JAY Bothroyd says there was no weight on his teenage shoulders when he joined the Sky Blues for a one-million pound fee in the summer of 2000.
Coventry City famously took a chance on an 18-year-old Bothroyd months after he jeopardised his career at Arsenal by throwing his shirt at coach Don Howe following his substitution in the 2000 FA Youth Cup final.
Bothroyd, speaking exclusively to 888sport, revealed that he was destined to turn out in the Gunners’ first team up until the sudden turn of fate.
“At Arsenal, the youth team players weren’t even training with the first team at that point.” he said.
“There was only me and then Jermaine Pennant started to. Even Arsene Wenger still says today I was going to play [for Arsenal].
“Until I made that mistake and threw my shirt I was the first one from the group who was going to play.
“So when I went to Coventry and I was with the first team every day, and being on the bench and things like that, I really enjoyed that and already had the experience from Arsenal reserves.
“At Coventry there was no real pressure on me. I didn’t really care about the transfer fee, I just wanted to go out and play.”
And on reflection of his three-season stint with the Sky Blues, the 37-year-old says it was one of the high points of his professional career – despite suffering relegation from the Premier League in his first year at the club.
“Obviously going to Coventry was a high point,” Bothroyd said.
“When Gordon Strachan called me and said he wanted me to go there and sign I was really happy because everyone who had worked with Gordon – especially the young players – had flourished.
“He guided them in a good way. At the time Robbie Keane was there, Gary Breen was there, Paul Williams and Richard Shaw. Being involved in that first team straight away was one of my high points.
“To be honest that was a very tough season [Coventry’s ill-fated 2000/01 Premier League campaign].
“Even though Coventry had good players, it didn’t turn into a good season. Robbie had been instrumental at the time and losing your top goalscorer and best player isn’t going to help.
“It was difficult for Gordon to put me in and let me learn how to swim in the Premier League. He was under pressure and didn’t have time to let me understand and flourish.
“You see it today with Phil Foden at Manchester City where he is in and out all of the time, playing ten minutes.
“He didn’t have the chance to do that with me otherwise he would have done that a bit more. It was just bad timing and unfortunate really.”

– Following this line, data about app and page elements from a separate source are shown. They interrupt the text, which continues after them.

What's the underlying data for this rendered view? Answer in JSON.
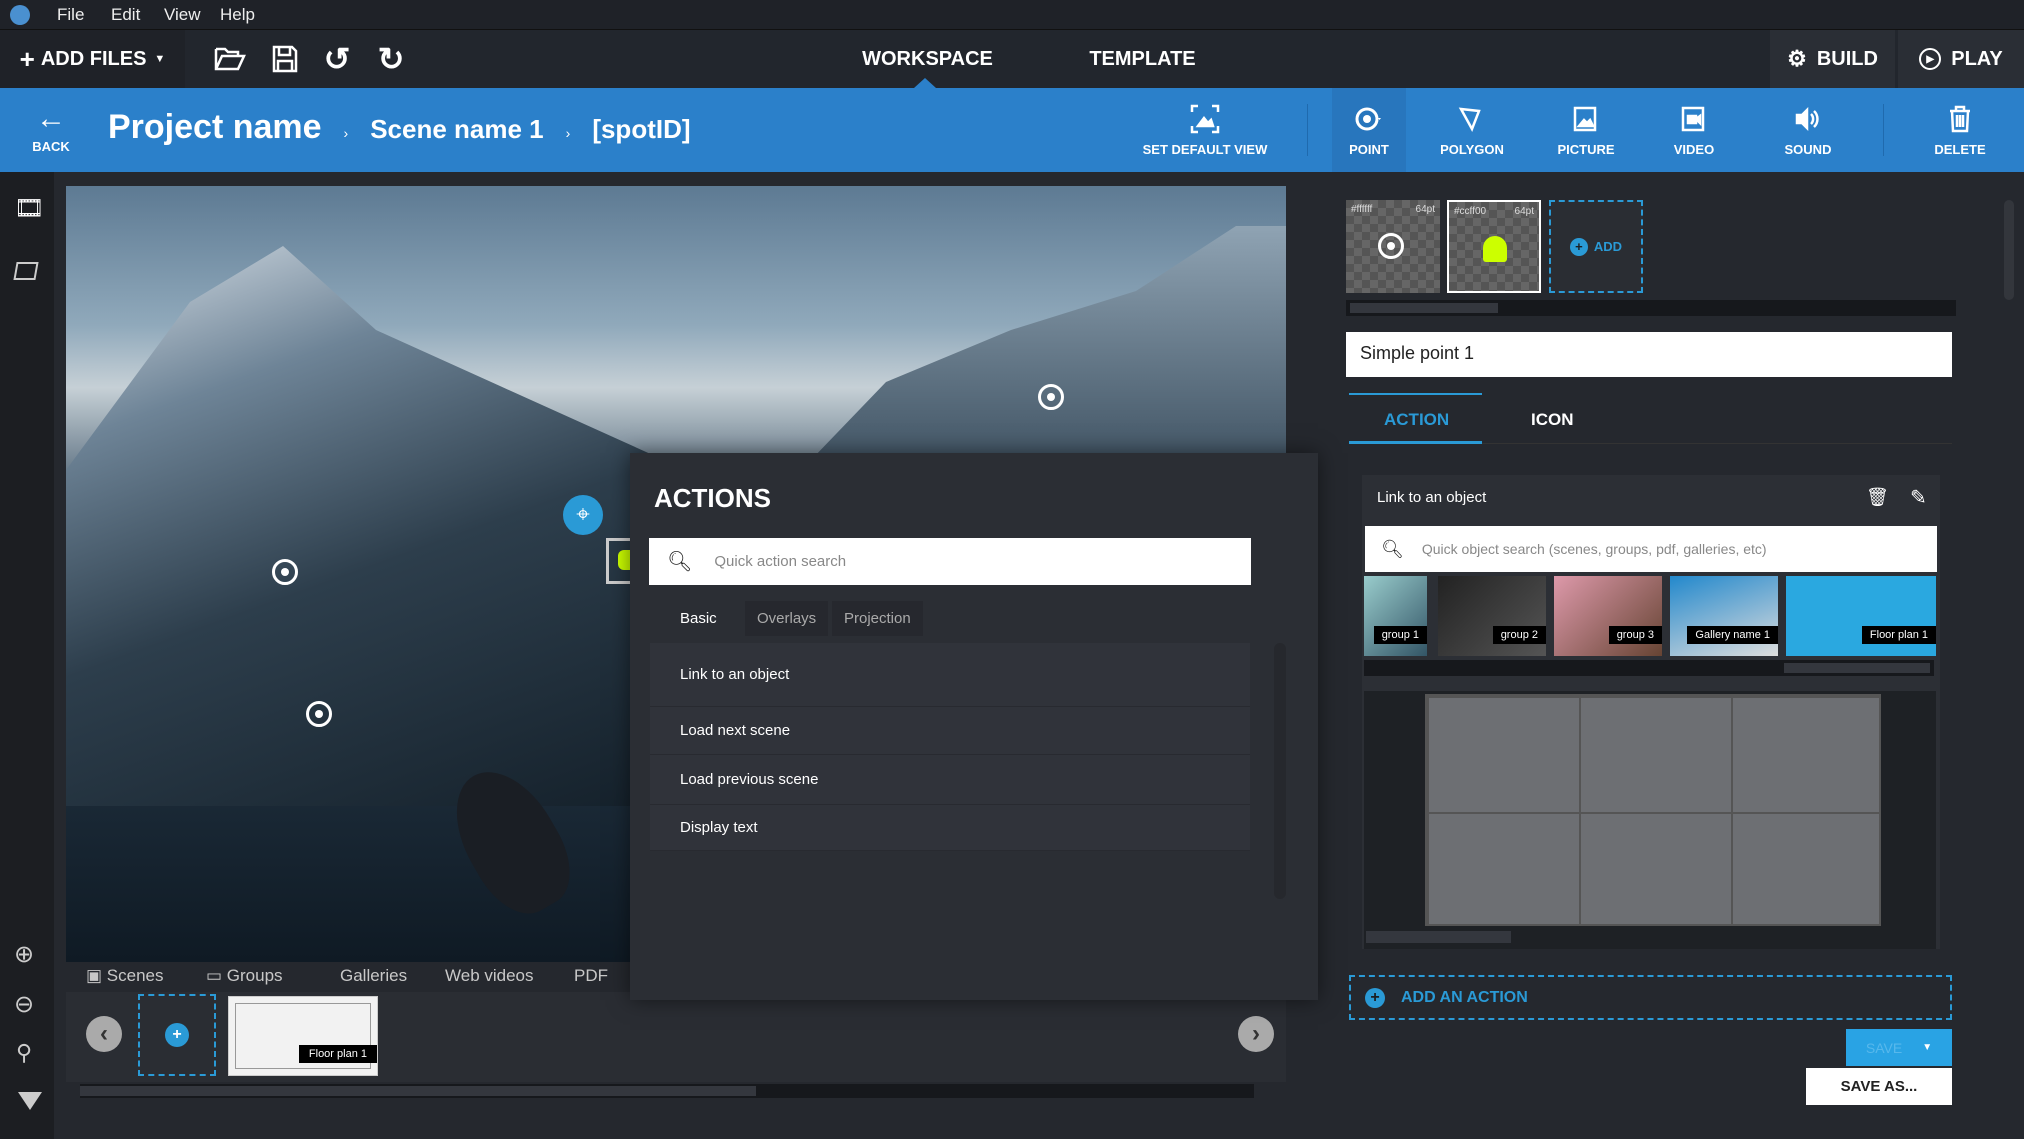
{
  "menu": {
    "items": [
      "File",
      "Edit",
      "View",
      "Help"
    ]
  },
  "toolbar": {
    "add_files": "ADD FILES",
    "tabs": [
      "WORKSPACE",
      "TEMPLATE"
    ],
    "build": "BUILD",
    "play": "PLAY"
  },
  "breadcrumb": {
    "back": "BACK",
    "project": "Project name",
    "scene": "Scene name 1",
    "spot": "[spotID]"
  },
  "tools": {
    "set_default_view": "SET DEFAULT VIEW",
    "point": "POINT",
    "polygon": "POLYGON",
    "picture": "PICTURE",
    "video": "VIDEO",
    "sound": "SOUND",
    "delete": "DELETE"
  },
  "bottom_tabs": [
    "Scenes",
    "Groups",
    "Galleries",
    "Web videos",
    "PDF"
  ],
  "filmstrip": {
    "items": [
      "Floor plan 1"
    ]
  },
  "actions": {
    "title": "ACTIONS",
    "search_placeholder": "Quick action search",
    "tabs": [
      "Basic",
      "Overlays",
      "Projection"
    ],
    "items": [
      "Link to an object",
      "Load next scene",
      "Load previous scene",
      "Display text"
    ]
  },
  "icons_panel": {
    "items": [
      {
        "color": "#ffffff",
        "size": "64pt"
      },
      {
        "color": "#ccff00",
        "size": "64pt"
      }
    ],
    "add": "ADD"
  },
  "name_field": {
    "value": "Simple point 1"
  },
  "prop_tabs": {
    "action": "ACTION",
    "icon": "ICON"
  },
  "action_card": {
    "title": "Link to an object",
    "search_placeholder": "Quick object search (scenes, groups, pdf, galleries, etc)",
    "objects": [
      "group 1",
      "group 2",
      "group 3",
      "Gallery name 1",
      "Floor plan 1"
    ]
  },
  "add_action": "ADD AN ACTION",
  "save": "SAVE",
  "save_as": "SAVE AS...",
  "colors": {
    "accent": "#2a9ad6",
    "toolbar_blue": "#2b80ca",
    "android_green": "#ccff00"
  }
}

With Strachan sacked just a matter of games into the 2001/02 First Division season, Bothroyd feels it is this decision which prompted the start of Coventry’s demise.
“Gordon was always really good with me, he really honest and blunt and I liked that about him.
“For me, I don’t want ‘yes’ people around me, but those who say it like it is without dressing it up. He guided me – and it was difficult for me because it was the first time I left home and went to live in the Midlands with no-one else with me. It’s not easy.
“But he tried his best to get me along and I always say that Coventry City started going downhill the day that he left.
“He was the one who galvanized them, he was the one who made good signing and who made Coventry a mid-table team.”